● **Data for the task**
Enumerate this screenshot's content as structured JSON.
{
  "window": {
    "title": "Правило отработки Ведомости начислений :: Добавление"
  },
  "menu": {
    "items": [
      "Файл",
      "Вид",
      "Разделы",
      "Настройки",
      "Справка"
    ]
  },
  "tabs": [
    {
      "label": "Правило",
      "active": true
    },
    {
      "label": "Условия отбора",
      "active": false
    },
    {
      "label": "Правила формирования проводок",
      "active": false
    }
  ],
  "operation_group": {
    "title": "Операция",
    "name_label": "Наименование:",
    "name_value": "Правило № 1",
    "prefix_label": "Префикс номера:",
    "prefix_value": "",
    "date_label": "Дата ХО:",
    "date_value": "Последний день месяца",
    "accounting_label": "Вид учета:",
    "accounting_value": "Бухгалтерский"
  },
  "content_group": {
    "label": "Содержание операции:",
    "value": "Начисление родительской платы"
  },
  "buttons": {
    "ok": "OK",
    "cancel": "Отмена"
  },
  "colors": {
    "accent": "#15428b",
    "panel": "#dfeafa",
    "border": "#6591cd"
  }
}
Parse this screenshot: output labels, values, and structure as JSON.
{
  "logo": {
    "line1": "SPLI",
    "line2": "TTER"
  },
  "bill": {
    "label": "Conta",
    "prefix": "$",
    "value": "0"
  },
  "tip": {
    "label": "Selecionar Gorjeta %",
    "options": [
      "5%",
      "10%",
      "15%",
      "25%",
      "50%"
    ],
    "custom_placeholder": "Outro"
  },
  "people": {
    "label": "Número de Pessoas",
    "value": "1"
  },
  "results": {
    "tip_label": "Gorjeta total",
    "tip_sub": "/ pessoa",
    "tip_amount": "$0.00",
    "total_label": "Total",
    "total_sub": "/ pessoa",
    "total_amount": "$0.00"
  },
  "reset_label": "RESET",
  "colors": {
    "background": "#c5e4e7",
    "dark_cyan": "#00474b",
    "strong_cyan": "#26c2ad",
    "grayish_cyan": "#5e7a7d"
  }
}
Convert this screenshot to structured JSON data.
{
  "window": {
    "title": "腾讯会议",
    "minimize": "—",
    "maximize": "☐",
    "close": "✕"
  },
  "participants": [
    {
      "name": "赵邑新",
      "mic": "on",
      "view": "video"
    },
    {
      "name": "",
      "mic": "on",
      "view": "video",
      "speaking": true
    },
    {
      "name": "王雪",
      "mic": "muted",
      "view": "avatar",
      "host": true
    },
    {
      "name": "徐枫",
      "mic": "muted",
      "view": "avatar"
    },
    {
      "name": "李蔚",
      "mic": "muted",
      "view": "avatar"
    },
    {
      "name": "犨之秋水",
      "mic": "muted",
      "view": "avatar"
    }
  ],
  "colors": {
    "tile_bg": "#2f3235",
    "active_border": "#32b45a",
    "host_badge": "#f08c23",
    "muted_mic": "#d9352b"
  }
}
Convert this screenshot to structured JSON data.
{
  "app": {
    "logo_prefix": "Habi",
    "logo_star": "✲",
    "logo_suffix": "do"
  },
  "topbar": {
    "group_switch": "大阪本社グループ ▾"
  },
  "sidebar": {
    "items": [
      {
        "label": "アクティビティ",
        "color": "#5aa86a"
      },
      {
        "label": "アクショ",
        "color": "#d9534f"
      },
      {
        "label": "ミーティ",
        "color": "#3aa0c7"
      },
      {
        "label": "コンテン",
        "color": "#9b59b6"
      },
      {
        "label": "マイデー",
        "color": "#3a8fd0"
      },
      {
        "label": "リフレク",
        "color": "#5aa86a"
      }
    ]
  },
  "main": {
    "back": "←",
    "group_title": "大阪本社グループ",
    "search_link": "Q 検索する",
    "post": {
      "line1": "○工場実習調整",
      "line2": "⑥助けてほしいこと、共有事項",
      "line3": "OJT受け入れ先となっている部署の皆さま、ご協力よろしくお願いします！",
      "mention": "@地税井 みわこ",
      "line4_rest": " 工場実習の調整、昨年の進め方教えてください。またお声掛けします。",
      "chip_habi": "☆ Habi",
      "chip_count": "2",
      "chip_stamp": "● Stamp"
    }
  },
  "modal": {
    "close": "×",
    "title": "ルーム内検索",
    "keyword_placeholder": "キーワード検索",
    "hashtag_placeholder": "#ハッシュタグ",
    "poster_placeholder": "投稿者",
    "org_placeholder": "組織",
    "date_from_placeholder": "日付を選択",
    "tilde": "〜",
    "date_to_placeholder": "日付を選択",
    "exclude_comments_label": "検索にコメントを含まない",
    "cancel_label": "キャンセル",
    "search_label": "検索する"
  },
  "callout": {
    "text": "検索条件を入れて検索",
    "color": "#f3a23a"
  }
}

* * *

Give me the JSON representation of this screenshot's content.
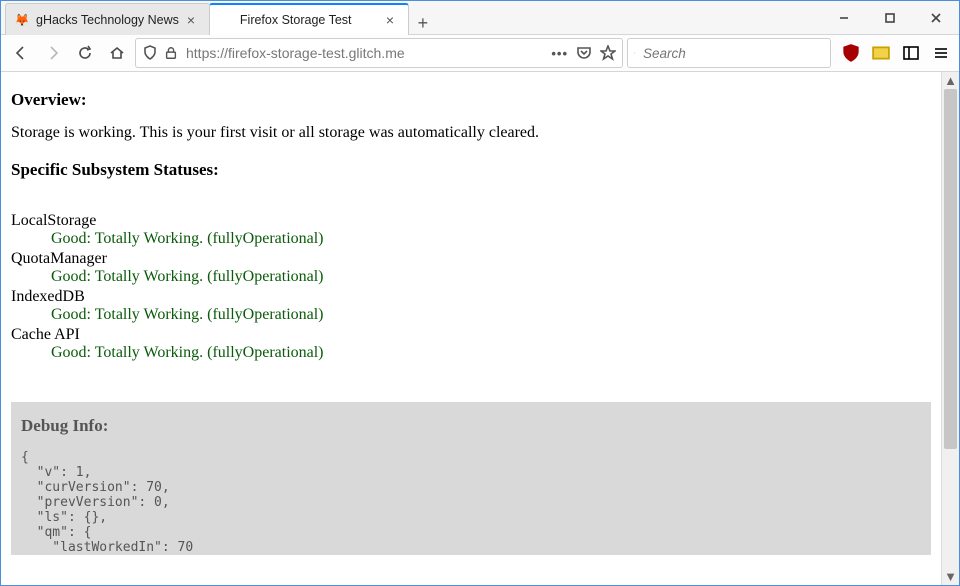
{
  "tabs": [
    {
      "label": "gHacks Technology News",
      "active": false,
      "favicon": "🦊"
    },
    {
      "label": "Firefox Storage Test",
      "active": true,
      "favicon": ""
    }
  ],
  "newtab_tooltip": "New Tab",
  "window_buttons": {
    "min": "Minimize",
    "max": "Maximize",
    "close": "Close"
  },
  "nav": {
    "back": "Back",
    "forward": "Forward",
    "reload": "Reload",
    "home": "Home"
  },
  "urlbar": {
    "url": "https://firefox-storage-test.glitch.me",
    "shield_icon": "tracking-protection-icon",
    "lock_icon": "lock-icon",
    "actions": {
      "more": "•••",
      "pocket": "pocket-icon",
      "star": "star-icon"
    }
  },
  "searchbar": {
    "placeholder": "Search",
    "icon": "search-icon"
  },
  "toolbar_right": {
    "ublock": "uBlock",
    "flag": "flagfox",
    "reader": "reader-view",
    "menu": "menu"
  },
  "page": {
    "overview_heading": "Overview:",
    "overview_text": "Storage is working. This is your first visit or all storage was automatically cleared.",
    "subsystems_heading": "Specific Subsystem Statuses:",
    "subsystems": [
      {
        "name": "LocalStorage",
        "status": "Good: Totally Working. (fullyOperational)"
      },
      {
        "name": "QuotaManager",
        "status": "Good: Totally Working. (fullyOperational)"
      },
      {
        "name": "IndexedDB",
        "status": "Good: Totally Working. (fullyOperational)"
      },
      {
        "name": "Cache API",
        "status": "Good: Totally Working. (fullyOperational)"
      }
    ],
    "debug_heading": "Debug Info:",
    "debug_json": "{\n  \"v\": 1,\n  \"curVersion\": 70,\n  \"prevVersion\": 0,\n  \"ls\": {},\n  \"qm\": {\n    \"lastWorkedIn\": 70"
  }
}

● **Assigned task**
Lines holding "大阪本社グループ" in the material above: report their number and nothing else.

● **Written solution**
2